# PROVIDED RECORDS

★ ★ ★ ★ ★

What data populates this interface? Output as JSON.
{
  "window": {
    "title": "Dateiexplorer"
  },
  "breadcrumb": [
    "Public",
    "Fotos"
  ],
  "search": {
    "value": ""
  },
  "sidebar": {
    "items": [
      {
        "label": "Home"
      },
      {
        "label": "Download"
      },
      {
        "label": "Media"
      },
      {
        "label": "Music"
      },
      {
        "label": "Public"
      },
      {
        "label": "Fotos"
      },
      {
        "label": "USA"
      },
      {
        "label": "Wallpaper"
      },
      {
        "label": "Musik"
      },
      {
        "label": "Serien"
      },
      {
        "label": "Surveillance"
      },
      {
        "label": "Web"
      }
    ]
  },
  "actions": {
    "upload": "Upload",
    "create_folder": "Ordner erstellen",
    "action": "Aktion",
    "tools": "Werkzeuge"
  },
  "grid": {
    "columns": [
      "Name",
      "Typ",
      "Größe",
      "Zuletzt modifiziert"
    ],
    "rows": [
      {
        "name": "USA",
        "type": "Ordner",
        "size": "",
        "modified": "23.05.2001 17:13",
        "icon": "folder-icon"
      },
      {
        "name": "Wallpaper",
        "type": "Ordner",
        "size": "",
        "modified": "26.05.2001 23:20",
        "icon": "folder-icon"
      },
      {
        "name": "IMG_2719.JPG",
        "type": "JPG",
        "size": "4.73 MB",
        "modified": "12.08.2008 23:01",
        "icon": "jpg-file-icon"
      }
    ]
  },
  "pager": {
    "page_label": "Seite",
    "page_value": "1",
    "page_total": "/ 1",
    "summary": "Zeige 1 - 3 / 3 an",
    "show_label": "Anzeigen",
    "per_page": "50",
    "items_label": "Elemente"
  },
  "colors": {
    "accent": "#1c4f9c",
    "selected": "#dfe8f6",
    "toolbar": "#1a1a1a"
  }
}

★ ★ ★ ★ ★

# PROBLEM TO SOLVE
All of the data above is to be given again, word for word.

# SOLUTION FOR THIS TASK
What data populates this interface? Output as JSON.
{
  "window": {
    "title": "Dateiexplorer"
  },
  "breadcrumb": [
    "Public",
    "Fotos"
  ],
  "search": {
    "value": ""
  },
  "sidebar": {
    "items": [
      {
        "label": "Home"
      },
      {
        "label": "Download"
      },
      {
        "label": "Media"
      },
      {
        "label": "Music"
      },
      {
        "label": "Public"
      },
      {
        "label": "Fotos"
      },
      {
        "label": "USA"
      },
      {
        "label": "Wallpaper"
      },
      {
        "label": "Musik"
      },
      {
        "label": "Serien"
      },
      {
        "label": "Surveillance"
      },
      {
        "label": "Web"
      }
    ]
  },
  "actions": {
    "upload": "Upload",
    "create_folder": "Ordner erstellen",
    "action": "Aktion",
    "tools": "Werkzeuge"
  },
  "grid": {
    "columns": [
      "Name",
      "Typ",
      "Größe",
      "Zuletzt modifiziert"
    ],
    "rows": [
      {
        "name": "USA",
        "type": "Ordner",
        "size": "",
        "modified": "23.05.2001 17:13",
        "icon": "folder-icon"
      },
      {
        "name": "Wallpaper",
        "type": "Ordner",
        "size": "",
        "modified": "26.05.2001 23:20",
        "icon": "folder-icon"
      },
      {
        "name": "IMG_2719.JPG",
        "type": "JPG",
        "size": "4.73 MB",
        "modified": "12.08.2008 23:01",
        "icon": "jpg-file-icon"
      }
    ]
  },
  "pager": {
    "page_label": "Seite",
    "page_value": "1",
    "page_total": "/ 1",
    "summary": "Zeige 1 - 3 / 3 an",
    "show_label": "Anzeigen",
    "per_page": "50",
    "items_label": "Elemente"
  },
  "colors": {
    "accent": "#1c4f9c",
    "selected": "#dfe8f6",
    "toolbar": "#1a1a1a"
  }
}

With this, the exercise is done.